  • Evening: Eat more, discussions about racing and riding.

  • 8am Breakfast
  • 9:30-11:30am:   Skills Clinic
  • 11:30am:            Lunch
  • 12-3:30pm:         Ride!
  • 4-5pm:                Relax, recovery drink, snacking
  • 5-6:15pm:           Recovery Yoga
  • 7:30pm               Dinner
  • Evening: Eat more, discussions about racing and riding.

Sunday: A travel day with an optional ride.
  • 7am:                Breakfast
  • 8-10am: Ride
  • 11am:              Checkout: There will be time to shower and clean up.
  • 12pm: Leave for airport: Arrival time at Airport should be 1:30

$375 a person
$1500 if you reserve the whole camp for your group.

Airport Pickup/Dropoff: $75 additional fee for roundtrip.

Pick up from Jacksonville Airport on Thursday: 1pm
Return to airport on Sunday: 1:30pm
We would prefer that you find your own way to and from the training camp but if you are coming from far enough away to warrant a flight we will be making one trip to the Jacksonville airport on Thursday and one on Sunday. We will be able to pick up and drop off an unlimited number of riders. Depending on when you arrive you might be sitting at the airport for a brief amount of time. Schedule accordingly. If the situation arises, we can alter the pickup to be earlier and the drop off to be later.

About Harlan Price

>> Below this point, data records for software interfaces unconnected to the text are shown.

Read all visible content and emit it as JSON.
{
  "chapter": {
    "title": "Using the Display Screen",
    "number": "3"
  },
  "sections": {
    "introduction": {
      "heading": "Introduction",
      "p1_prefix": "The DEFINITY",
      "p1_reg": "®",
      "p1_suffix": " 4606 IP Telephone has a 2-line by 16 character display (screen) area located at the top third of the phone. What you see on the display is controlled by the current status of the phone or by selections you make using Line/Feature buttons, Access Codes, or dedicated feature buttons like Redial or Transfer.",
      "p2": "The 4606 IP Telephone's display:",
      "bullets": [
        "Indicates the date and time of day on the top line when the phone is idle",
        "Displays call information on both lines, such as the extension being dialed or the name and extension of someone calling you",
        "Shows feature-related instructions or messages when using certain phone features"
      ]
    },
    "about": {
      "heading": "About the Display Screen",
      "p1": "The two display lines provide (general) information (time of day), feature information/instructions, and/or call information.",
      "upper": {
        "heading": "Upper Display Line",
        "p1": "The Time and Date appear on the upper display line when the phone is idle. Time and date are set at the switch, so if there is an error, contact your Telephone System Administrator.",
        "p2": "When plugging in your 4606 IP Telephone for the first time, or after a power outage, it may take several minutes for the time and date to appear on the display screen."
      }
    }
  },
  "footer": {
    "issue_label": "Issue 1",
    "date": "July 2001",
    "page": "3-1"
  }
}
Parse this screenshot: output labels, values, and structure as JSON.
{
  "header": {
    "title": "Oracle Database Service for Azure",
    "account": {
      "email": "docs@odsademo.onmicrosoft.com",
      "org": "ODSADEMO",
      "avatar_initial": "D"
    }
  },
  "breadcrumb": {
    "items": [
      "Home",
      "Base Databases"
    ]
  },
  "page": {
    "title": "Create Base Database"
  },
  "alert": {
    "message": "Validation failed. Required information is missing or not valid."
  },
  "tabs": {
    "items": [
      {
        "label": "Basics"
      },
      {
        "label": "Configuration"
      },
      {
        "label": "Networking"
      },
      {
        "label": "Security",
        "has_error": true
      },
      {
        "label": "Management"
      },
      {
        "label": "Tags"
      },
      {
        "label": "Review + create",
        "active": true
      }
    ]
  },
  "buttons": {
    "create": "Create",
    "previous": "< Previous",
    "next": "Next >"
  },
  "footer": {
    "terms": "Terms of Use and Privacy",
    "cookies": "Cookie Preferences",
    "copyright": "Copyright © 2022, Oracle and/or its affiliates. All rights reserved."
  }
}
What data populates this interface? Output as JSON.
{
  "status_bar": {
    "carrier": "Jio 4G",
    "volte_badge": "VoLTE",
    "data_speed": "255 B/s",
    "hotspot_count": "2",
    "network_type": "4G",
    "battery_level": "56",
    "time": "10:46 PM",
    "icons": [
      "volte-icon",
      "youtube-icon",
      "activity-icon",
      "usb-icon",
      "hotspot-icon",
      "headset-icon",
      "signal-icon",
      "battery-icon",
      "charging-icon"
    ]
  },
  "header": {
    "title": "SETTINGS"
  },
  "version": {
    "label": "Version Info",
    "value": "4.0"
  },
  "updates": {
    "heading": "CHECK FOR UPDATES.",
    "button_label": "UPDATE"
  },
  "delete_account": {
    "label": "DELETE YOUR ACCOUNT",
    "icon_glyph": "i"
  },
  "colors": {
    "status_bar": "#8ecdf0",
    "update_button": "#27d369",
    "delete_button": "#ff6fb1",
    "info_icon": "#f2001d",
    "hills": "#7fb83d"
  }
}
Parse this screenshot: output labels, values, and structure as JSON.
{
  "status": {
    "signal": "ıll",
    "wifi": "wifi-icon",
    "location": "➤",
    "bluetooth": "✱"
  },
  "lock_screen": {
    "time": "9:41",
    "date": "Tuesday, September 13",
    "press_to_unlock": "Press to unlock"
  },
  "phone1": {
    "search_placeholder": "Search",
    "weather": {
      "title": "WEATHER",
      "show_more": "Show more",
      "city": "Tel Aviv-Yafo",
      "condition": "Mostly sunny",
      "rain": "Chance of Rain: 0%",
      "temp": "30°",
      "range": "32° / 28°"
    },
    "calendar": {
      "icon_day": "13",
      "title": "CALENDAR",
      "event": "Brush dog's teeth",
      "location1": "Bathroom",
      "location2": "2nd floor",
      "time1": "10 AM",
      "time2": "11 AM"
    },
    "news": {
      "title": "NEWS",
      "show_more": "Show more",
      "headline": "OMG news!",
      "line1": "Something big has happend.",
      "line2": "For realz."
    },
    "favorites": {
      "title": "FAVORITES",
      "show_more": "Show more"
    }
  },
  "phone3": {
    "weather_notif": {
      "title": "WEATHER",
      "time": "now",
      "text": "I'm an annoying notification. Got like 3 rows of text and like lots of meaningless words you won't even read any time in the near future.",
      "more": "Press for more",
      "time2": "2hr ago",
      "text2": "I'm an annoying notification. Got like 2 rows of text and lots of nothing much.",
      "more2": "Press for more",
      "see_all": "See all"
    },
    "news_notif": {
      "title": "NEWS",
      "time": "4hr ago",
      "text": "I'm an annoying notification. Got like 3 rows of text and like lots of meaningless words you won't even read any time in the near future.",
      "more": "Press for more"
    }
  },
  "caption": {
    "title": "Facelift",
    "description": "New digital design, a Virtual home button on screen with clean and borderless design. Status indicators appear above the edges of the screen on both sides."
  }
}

I am a North Florida native who began racing mountain bikes professionally after graduating from the University of Florida and moving to Pennsylvania. Specializing primarily in endurance racing I would often return to my warm southern roots for winter training and racing. I've always emphasized a deliberate training plan to get to the highest levels of the racing ranks. Highlights of my career included two endurance national championship titles and a spot on Team USA at the 2009 Marathon World Championships. I've always loved racing 100 milers and stage races but in recent years I have been exploring the world of Enduro racing. I've written for Dirt Rag Magazine, Bicycling and Bike Mag. Since 2006 I've been working with athletes through training camps, training plans, and skills clinics. Currently I concentrate solely on camps and skills training. I love giving people tools that get stronger the more they use them. Understanding good training techniques, and the foundations of mountain bike skills will benefit riders for years to come.  Learn more about me and my company TakeAim Cycling.